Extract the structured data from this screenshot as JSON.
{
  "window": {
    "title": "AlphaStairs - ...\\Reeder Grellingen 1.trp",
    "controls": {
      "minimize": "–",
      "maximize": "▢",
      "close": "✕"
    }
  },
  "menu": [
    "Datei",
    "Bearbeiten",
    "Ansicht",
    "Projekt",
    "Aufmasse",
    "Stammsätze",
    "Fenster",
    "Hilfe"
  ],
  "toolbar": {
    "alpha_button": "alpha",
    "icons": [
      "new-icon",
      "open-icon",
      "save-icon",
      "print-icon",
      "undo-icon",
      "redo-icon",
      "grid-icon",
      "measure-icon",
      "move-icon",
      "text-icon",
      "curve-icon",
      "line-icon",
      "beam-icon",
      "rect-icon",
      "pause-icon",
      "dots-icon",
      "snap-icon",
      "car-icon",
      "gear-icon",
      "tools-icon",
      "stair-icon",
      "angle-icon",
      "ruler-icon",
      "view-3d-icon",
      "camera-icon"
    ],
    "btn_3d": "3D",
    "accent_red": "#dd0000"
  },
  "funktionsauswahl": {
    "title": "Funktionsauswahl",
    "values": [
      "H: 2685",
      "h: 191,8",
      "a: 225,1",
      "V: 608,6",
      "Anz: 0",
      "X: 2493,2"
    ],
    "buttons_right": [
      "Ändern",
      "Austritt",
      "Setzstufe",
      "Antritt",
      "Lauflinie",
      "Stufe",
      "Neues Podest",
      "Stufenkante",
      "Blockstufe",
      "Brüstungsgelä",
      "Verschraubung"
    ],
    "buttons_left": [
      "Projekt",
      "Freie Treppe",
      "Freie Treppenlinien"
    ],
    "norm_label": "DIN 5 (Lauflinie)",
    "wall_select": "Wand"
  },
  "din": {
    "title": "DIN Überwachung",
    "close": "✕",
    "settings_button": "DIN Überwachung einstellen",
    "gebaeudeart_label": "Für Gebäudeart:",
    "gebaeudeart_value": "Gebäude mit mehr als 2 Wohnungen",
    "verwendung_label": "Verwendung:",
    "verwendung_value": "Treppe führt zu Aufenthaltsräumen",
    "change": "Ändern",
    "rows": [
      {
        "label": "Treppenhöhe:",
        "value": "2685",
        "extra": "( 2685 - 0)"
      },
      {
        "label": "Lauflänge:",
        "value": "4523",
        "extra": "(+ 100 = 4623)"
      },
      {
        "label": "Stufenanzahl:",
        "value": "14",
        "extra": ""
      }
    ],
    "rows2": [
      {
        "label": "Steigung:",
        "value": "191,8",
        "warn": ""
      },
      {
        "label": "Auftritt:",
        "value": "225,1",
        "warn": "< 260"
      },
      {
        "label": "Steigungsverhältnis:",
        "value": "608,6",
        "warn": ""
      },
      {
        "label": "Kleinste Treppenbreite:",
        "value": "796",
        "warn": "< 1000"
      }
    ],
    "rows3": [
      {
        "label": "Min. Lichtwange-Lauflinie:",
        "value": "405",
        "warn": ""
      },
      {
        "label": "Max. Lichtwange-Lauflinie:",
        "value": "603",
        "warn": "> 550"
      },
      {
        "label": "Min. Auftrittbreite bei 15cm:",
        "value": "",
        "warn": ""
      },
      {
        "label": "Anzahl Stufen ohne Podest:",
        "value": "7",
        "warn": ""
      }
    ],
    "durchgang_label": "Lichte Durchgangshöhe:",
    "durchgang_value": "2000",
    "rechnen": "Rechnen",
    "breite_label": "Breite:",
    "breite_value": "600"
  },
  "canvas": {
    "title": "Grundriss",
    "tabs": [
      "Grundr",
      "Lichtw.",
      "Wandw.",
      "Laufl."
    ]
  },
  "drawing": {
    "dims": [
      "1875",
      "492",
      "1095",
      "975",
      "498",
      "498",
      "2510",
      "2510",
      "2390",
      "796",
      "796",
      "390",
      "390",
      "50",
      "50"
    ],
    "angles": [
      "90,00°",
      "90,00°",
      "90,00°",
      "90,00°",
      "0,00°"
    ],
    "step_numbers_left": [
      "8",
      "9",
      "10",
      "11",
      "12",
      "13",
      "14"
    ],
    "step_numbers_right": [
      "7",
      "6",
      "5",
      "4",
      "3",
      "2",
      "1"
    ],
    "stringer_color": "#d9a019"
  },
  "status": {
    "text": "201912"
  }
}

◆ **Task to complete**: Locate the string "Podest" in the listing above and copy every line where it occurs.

◆ **Solution below**:
      "Neues Podest",
        "label": "Anzahl Stufen ohne Podest:",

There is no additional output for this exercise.